And he closed by suggesting at least part of the solution:
“A sensitiveness to fair play and sportsmanship is perhaps the best protection against the abuse of power, and the citizen’s safety lies in the prosecutor who tempers zeal with human kindness, who seeks truth and not victims, who serves the law and not factional purposes, and who approaches his task with humility.”13
None of us who work in the justice system is perfect, but as a court instruction reminds jurors before they begin deliberations, they have been “called upon to act in the most important affairs of life.” The same is true for prosecutors, so we must try our hardest to do what’s right: if we don’t, an injustice can fester for years.
1Nancy Grace, program aired Nov. 11, 2005, on CNN.
2In a report released Dec. 17, 2003, Wisconsin Attorney General Peg Lautenschlager concluded that the Manitowoc County sheriff and district attorney committed no ethical or criminal violations in 1985 in their prosecution of Steven Avery. Any opinion expressed herein to the contrary is that of the author, and though shared by many, it is not shared by all.
3Kathy Millen, “Woman Still Dealing with Long-ago Assault,” Naperville Sun, Jan. 19, 2011.
4Tom Kertscher, Milwaukee Journal Sentinel, Dec. 30, 2003.
5Kansas v. Marsh, 548 U.S. 163 (2006).

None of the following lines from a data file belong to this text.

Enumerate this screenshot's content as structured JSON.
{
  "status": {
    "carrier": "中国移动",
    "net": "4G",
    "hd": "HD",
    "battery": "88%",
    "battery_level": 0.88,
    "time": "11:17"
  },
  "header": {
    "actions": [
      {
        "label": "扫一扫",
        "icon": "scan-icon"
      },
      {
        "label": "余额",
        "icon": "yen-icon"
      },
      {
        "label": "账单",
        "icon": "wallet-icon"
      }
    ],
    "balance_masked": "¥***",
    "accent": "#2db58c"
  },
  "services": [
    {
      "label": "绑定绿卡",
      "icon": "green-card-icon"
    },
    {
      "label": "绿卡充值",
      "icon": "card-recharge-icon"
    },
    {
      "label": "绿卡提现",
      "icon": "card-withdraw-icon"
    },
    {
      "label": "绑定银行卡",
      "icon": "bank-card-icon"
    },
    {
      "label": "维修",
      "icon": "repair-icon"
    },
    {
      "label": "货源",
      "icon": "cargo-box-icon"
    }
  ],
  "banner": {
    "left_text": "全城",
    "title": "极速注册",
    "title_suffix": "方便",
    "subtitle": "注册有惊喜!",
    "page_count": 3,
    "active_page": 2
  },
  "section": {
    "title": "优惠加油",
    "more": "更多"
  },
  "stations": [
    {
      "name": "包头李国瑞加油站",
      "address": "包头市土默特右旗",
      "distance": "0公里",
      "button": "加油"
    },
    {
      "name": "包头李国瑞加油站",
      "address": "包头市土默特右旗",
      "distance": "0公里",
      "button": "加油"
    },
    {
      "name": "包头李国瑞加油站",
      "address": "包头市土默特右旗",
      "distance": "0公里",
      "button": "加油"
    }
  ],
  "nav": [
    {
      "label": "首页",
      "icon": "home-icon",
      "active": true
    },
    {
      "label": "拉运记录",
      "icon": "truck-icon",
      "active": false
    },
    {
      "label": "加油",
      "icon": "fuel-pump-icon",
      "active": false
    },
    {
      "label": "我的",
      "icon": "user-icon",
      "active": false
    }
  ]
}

6The National Innocence Project’s website, www.innocenceproject.org. is an excellent source for additional statistics and information concerning wrongful convictions.
9John R. Emshwiller & Evan Perez, “Prosecutors Seldom Punished for Misconduct,” Wall Street Journal (Oct. 2, 2010).
10In Pottawattamie County v. McGhee, 547 F.3d 922 (8th Cir. 2008), the Eighth Circuit Court of Appeals upheld a wrongfully convicted man’s right to sue a prosecutor who procured false testimony during a criminal investigation and then introduced the testimony against him at trial. The U.S. Supreme Court granted certiorari, but the case was dismissed after the parties reached a $12 million settlement. See also Radley Balko, “Is This America’s Best Prosecutor,” Reason Magazine (April 7, 2008), for an interview with newly elected Dallas County District Attorney Craig Watkins, who established a “wrongful conviction integrity unit” to combat the “win at all costs” philosophy of his predecessor.
11ABA Model Rule 3.8 (2008), adopted by Wisconsin SCR 20:3.8.
12Wis. Stat. § 175.50 (Eyewitness Identification Procedures).
13Excerpted from U.S. Attorney General Robert H. Jackson’s address to federal prosecutors on April 1, 1940, at the Second Annual Conference of United States Attorneys in Washington, D.C.